(AVAILABLE DATA Opens)

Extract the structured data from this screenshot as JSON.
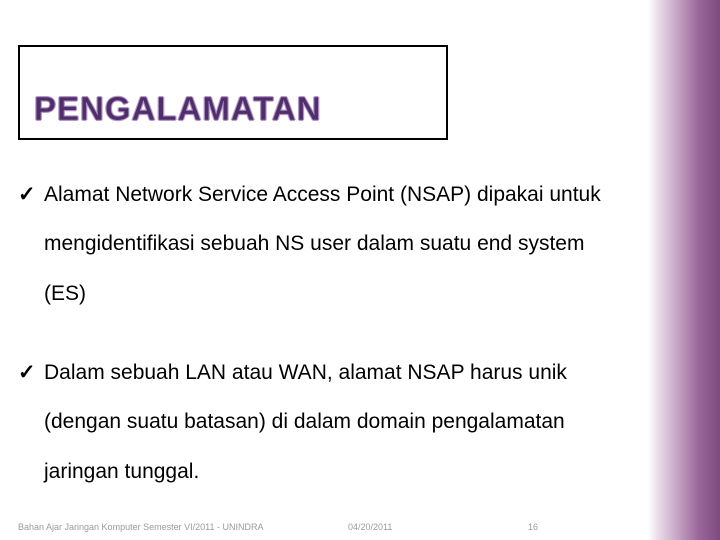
{
  "title": "PENGALAMATAN",
  "bullets": [
    "Alamat Network Service Access Point (NSAP) dipakai untuk mengidentifikasi sebuah NS user dalam suatu end system (ES)",
    "Dalam sebuah LAN atau WAN, alamat NSAP harus unik (dengan suatu batasan) di dalam domain pengalamatan jaringan tunggal."
  ],
  "footer": {
    "left": "Bahan Ajar Jaringan Komputer Semester VI/2011 - UNINDRA",
    "date": "04/20/2011",
    "page": "16"
  }
}
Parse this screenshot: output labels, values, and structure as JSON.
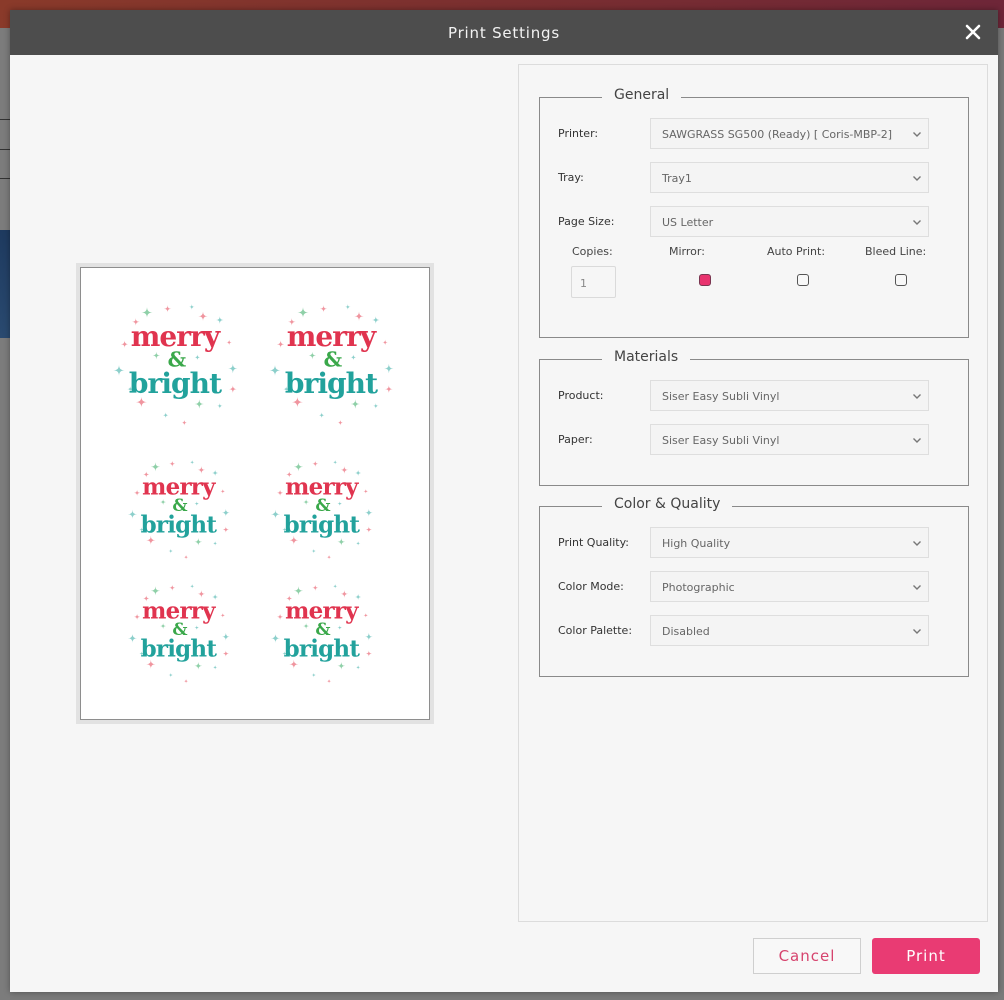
{
  "dialog": {
    "title": "Print Settings",
    "close_icon": "close-icon"
  },
  "preview": {
    "design_text_line1": "merry",
    "design_text_amp": "&",
    "design_text_line2": "bright",
    "design_count": 6,
    "colors": {
      "merry": "#e0344f",
      "amp": "#3aa84a",
      "bright": "#22a29c",
      "sparkle_pink": "#f0959f",
      "sparkle_green": "#8fd0a8",
      "sparkle_teal": "#8ccfcb"
    }
  },
  "general": {
    "legend": "General",
    "printer": {
      "label": "Printer:",
      "value": "SAWGRASS SG500 (Ready) [ Coris-MBP-2]"
    },
    "tray": {
      "label": "Tray:",
      "value": "Tray1"
    },
    "page_size": {
      "label": "Page Size:",
      "value": "US Letter"
    },
    "copies": {
      "label": "Copies:",
      "value": "1"
    },
    "mirror": {
      "label": "Mirror:",
      "checked": true
    },
    "auto_print": {
      "label": "Auto Print:",
      "checked": false
    },
    "bleed_line": {
      "label": "Bleed Line:",
      "checked": false
    }
  },
  "materials": {
    "legend": "Materials",
    "product": {
      "label": "Product:",
      "value": "Siser Easy Subli Vinyl"
    },
    "paper": {
      "label": "Paper:",
      "value": "Siser Easy Subli Vinyl"
    }
  },
  "color_quality": {
    "legend": "Color & Quality",
    "print_quality": {
      "label": "Print Quality:",
      "value": "High Quality"
    },
    "color_mode": {
      "label": "Color Mode:",
      "value": "Photographic"
    },
    "color_palette": {
      "label": "Color Palette:",
      "value": "Disabled"
    }
  },
  "footer": {
    "cancel_label": "Cancel",
    "print_label": "Print"
  },
  "theme": {
    "accent": "#e93b73",
    "header_bg": "#4d4d4d",
    "body_bg": "#f6f6f6"
  }
}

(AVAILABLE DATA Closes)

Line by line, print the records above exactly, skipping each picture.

FINISHED TASK:
Extract the structured data from this screenshot as JSON.
{
  "title": "PENGALAMATAN",
  "bullets": [
    "Alamat Network Service Access Point (NSAP) dipakai untuk mengidentifikasi sebuah NS user dalam suatu end system (ES)",
    "Dalam sebuah LAN atau WAN, alamat NSAP harus unik (dengan suatu batasan) di dalam domain pengalamatan jaringan tunggal."
  ],
  "footer": {
    "left": "Bahan Ajar Jaringan Komputer Semester VI/2011 - UNINDRA",
    "date": "04/20/2011",
    "page": "16"
  }
}
Parse this screenshot: output labels, values, and structure as JSON.
{
  "dialog": {
    "title": "Print Settings",
    "close_icon": "close-icon"
  },
  "preview": {
    "design_text_line1": "merry",
    "design_text_amp": "&",
    "design_text_line2": "bright",
    "design_count": 6,
    "colors": {
      "merry": "#e0344f",
      "amp": "#3aa84a",
      "bright": "#22a29c",
      "sparkle_pink": "#f0959f",
      "sparkle_green": "#8fd0a8",
      "sparkle_teal": "#8ccfcb"
    }
  },
  "general": {
    "legend": "General",
    "printer": {
      "label": "Printer:",
      "value": "SAWGRASS SG500 (Ready) [ Coris-MBP-2]"
    },
    "tray": {
      "label": "Tray:",
      "value": "Tray1"
    },
    "page_size": {
      "label": "Page Size:",
      "value": "US Letter"
    },
    "copies": {
      "label": "Copies:",
      "value": "1"
    },
    "mirror": {
      "label": "Mirror:",
      "checked": true
    },
    "auto_print": {
      "label": "Auto Print:",
      "checked": false
    },
    "bleed_line": {
      "label": "Bleed Line:",
      "checked": false
    }
  },
  "materials": {
    "legend": "Materials",
    "product": {
      "label": "Product:",
      "value": "Siser Easy Subli Vinyl"
    },
    "paper": {
      "label": "Paper:",
      "value": "Siser Easy Subli Vinyl"
    }
  },
  "color_quality": {
    "legend": "Color & Quality",
    "print_quality": {
      "label": "Print Quality:",
      "value": "High Quality"
    },
    "color_mode": {
      "label": "Color Mode:",
      "value": "Photographic"
    },
    "color_palette": {
      "label": "Color Palette:",
      "value": "Disabled"
    }
  },
  "footer": {
    "cancel_label": "Cancel",
    "print_label": "Print"
  },
  "theme": {
    "accent": "#e93b73",
    "header_bg": "#4d4d4d",
    "body_bg": "#f6f6f6"
  }
}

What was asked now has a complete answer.